Snowe is upset about an $11 billion tax increase on small services firms organized as S corporations; Baucus is preparing some tweaks to that provision, and the chamber’s 63-33 adoption of an amendment she co-sponsored to establish an office within the Treasury Department to help homeowners struggling with mortgage payments can’t hurt. Democratic aides said they still have some work to do on their side of the aisle before working to assuage GOP holdouts.
The S corporation community owes Senator Snowe a big debt. Meanwhile, with the first Baucus substitute gone and the second version “to be introduced,” we will just have to wait to see what they have in mind.
S Corporation Association Chairman Richard Roderick weighed in on behalf of S corporations yesterday regarding the second stimulus package being developed in the House. In a letter to Small Business Committee Chairwoman Nydia Velázquez, Roderick argued that any bill moving through Congress should include assistance to S Corporations.
In particular, the letter advocates for relief from the built in gains tax (BIG) that forces so many S corporations to sit on appreciated assets that could be put to better use. As the letter states:
“According to government statistics, hundreds of thousands of S corporations nationwide may be sitting on “locked-up” capital that they cannot access or redeploy due to the prohibitive tax implications of BIG. This “lock-in effect” is widespread and results in these businesses unable to access billions of dollars in assets that could be used to grow the business and hire new employees.”
While the economic news this week has improved, there remains considerable appetite on the Hill for moving a second package of pro-growth provisions. Given the important role S corporations play in economic growth and job creation, it only makes sense that one of our priorities be included.

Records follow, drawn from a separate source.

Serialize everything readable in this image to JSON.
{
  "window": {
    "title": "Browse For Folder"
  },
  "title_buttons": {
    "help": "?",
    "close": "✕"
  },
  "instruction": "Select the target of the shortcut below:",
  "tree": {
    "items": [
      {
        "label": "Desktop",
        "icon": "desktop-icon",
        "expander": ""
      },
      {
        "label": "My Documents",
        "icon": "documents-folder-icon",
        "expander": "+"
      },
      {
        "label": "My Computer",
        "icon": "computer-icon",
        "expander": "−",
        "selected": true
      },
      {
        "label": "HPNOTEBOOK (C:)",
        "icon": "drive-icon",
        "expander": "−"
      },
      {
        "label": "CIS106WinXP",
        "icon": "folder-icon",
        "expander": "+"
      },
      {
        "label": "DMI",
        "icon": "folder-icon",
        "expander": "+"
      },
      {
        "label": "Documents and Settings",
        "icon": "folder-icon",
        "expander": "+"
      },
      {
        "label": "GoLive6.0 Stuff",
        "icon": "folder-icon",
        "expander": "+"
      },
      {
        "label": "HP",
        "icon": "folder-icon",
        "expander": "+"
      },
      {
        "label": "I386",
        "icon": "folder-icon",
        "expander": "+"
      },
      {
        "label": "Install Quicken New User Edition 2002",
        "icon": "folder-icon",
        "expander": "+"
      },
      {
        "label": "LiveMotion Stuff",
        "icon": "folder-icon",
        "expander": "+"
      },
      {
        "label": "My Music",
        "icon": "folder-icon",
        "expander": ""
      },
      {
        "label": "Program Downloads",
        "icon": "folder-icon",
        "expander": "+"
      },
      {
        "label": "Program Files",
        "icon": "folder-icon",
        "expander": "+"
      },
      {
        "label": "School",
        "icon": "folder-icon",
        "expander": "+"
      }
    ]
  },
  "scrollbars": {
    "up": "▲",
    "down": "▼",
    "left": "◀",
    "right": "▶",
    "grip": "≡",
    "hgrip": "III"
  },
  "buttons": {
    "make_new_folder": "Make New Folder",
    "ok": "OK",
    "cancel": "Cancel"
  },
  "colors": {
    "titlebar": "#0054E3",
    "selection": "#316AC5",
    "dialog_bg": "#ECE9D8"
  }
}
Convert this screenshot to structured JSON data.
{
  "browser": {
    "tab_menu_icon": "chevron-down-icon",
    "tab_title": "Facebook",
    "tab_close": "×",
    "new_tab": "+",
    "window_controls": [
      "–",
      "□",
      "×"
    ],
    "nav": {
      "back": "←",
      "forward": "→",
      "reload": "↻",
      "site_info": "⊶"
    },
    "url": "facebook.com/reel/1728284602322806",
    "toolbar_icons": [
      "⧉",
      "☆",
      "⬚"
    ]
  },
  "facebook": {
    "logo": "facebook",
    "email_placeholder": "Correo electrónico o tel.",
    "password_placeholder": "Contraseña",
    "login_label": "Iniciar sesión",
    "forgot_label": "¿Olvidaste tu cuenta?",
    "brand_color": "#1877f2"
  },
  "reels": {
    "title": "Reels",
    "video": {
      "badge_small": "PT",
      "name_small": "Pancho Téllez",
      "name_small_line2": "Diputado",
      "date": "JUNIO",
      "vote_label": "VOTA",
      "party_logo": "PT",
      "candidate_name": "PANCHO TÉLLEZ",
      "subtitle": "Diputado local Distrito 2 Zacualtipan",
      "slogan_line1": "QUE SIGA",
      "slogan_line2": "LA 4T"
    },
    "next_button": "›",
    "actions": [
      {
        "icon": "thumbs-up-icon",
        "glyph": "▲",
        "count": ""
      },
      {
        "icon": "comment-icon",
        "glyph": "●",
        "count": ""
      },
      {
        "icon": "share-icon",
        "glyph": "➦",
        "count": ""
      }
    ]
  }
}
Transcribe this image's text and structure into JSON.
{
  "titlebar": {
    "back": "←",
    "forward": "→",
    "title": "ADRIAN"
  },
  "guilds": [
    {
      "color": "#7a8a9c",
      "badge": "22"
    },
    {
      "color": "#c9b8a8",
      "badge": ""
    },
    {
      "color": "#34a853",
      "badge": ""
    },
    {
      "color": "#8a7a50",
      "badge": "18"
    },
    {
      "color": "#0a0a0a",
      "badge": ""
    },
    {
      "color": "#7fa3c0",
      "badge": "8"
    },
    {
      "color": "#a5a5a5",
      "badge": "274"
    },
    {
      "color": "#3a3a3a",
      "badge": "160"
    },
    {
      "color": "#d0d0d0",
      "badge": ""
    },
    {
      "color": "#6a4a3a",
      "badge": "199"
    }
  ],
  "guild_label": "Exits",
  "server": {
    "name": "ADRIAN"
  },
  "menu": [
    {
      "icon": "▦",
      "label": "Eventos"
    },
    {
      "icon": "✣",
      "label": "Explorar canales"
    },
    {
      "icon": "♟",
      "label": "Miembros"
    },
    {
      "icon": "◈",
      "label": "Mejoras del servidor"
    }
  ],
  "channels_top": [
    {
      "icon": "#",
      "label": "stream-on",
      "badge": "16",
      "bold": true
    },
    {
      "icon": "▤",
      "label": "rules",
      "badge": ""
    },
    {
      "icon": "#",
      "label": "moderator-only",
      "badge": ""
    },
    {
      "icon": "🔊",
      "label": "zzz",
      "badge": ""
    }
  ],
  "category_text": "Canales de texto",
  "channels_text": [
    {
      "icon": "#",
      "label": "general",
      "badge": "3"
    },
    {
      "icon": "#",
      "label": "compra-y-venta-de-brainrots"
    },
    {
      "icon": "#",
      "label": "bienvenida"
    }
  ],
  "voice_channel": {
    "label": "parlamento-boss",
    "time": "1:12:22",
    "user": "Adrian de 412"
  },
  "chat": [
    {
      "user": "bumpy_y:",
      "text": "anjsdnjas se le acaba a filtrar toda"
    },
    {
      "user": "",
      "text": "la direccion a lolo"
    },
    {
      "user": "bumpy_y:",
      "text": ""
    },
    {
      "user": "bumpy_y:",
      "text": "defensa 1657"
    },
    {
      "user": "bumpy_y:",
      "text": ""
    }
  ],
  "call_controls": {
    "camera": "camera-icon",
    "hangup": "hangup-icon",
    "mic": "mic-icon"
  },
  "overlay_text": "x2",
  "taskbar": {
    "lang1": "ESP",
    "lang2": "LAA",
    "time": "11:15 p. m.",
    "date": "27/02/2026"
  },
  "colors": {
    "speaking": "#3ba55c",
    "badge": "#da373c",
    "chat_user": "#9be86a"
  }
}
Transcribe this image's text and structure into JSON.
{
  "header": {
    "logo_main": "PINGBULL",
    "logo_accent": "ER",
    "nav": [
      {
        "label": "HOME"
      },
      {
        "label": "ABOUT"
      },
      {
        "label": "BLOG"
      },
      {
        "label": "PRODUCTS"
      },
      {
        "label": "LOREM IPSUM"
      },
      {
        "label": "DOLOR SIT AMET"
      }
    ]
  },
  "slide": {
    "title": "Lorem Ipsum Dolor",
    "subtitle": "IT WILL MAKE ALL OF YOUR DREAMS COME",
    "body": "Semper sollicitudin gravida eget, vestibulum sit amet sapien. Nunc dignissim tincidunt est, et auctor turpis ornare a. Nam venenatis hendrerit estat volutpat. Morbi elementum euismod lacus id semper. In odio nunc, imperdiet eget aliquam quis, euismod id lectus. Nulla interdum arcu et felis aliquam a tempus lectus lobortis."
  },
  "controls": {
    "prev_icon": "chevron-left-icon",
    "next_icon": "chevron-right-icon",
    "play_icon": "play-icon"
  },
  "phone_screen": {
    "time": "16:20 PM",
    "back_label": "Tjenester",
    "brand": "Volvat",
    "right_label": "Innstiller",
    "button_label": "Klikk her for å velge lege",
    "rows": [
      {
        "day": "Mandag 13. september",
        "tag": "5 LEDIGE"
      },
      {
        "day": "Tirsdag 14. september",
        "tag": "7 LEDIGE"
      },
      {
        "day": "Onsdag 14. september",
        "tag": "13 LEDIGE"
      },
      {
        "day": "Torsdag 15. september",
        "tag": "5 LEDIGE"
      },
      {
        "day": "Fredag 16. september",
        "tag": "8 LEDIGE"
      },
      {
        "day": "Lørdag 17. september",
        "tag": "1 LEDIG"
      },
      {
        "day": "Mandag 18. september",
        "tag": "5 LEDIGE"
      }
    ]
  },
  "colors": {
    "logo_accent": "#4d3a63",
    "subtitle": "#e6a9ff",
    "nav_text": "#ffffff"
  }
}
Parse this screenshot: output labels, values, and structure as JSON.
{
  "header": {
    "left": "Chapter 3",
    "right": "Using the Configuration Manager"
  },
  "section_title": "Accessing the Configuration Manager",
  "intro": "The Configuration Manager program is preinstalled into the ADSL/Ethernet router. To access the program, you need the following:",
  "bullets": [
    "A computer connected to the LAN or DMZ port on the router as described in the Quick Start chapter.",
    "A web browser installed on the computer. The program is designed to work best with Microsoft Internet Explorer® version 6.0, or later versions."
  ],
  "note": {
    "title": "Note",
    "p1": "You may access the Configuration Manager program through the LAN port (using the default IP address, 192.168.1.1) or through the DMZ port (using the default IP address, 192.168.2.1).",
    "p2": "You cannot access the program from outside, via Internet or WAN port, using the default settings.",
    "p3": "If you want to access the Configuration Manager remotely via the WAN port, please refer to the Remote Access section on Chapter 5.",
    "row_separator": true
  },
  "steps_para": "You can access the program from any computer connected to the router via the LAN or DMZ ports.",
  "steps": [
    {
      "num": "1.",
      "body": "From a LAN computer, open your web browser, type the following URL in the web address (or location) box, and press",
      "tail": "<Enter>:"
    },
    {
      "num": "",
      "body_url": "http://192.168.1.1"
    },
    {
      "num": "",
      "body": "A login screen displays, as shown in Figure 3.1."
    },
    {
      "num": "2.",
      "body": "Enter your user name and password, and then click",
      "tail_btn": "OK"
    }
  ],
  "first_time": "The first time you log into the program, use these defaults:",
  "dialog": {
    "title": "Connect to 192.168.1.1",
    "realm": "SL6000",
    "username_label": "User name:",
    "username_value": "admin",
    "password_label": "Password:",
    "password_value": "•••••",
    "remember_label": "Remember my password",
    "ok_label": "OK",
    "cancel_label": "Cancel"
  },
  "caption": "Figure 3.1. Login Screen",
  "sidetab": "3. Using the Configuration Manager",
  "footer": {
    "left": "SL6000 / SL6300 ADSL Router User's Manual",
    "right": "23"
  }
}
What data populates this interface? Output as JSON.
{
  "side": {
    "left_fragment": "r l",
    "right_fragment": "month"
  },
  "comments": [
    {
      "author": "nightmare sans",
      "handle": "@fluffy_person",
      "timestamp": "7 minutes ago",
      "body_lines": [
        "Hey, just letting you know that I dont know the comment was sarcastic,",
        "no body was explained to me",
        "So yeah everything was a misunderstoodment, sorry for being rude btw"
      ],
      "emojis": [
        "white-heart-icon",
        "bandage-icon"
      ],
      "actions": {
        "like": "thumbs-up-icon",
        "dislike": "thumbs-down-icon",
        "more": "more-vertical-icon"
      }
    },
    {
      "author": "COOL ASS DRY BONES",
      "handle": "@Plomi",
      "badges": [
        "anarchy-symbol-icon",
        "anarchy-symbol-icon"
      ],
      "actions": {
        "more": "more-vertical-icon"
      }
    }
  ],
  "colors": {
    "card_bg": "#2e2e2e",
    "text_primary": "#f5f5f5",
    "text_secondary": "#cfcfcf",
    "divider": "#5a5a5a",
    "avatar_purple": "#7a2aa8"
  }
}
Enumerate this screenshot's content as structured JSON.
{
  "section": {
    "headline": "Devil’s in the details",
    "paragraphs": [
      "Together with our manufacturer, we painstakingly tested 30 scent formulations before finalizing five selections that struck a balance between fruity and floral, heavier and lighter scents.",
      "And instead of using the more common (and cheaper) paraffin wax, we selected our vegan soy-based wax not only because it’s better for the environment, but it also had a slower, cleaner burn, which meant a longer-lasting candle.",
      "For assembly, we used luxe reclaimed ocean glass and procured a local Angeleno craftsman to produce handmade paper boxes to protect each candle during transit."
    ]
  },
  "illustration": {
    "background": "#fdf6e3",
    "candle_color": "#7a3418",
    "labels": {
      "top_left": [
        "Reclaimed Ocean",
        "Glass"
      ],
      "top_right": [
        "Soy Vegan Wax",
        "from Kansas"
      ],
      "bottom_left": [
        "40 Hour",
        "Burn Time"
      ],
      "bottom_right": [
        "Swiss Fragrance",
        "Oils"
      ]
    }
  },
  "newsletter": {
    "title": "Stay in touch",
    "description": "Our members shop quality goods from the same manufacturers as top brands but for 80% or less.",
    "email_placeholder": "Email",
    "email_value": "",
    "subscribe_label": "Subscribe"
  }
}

Tax Gap and Payroll Taxes and S Corporations
Our friends over at TIGTA (the Treasury Inspector General for Tax Administration) have sent another shot across the bow of the S corporation community regarding the payroll taxes we pay.
In a report released yesterday (Additional Actions are Needed to Effectively Address the Tax Gap), the Inspector writes:
“Similarly, there are potential abuses of employment tax laws caused by misclassified workers and single shareholder owners of Subchapter S corporations. In addition, a prior Treasury Inspector General for Tax Administration audit found that a significant number of single shareholder owners of Subchapter S corporations did not pay themselves salaries to avoid paying employment taxes. We estimated that this would cost the Department of the Treasury approximately $60 billion in employment taxes over 5 years. We believe that the combination of increased transparency through expanded information reporting and targeted legislation aimed at tax abuse loopholes would make the strategy for the Reduce Opportunities for Evasion component more robust.”
As a reminder, the issue is whether some S corporation shareholders who actively work at their business pay themselves a less than market salary in order to avoid paying payroll taxes. In recent years, this issue achieved notoriety during a featured exchange in the Vice Presidential debate in 2004 and later picked up as a possible $57 billion revenue raiser by the Joint Committee on Taxation in 2005.
To date we’ve seen four distinct S corporation targets for increased payroll tax levies:
- The original JCT report would have targeted ALL S corporations;
- The second JCT report focused on personal services businesses similar to those defined by Section 448(d)(2);
- The TIGTA has highlighted single shareholder S corporations; and
- The Rangel bill would affect S corporations engaged in services businesses on the portion of their income that derives from service activity.
S Corp expects that this issue, along with so many tax items affecting our members, will be debated in Congress in the next Congress as part of broader tax reform. However, with the resolution of tax provisions expiring at the end of this year unclear, it could come up sooner. We have weighed in with the tax writers before on this issue. With TIGTA keeping the issue front and center, we plan to do so again.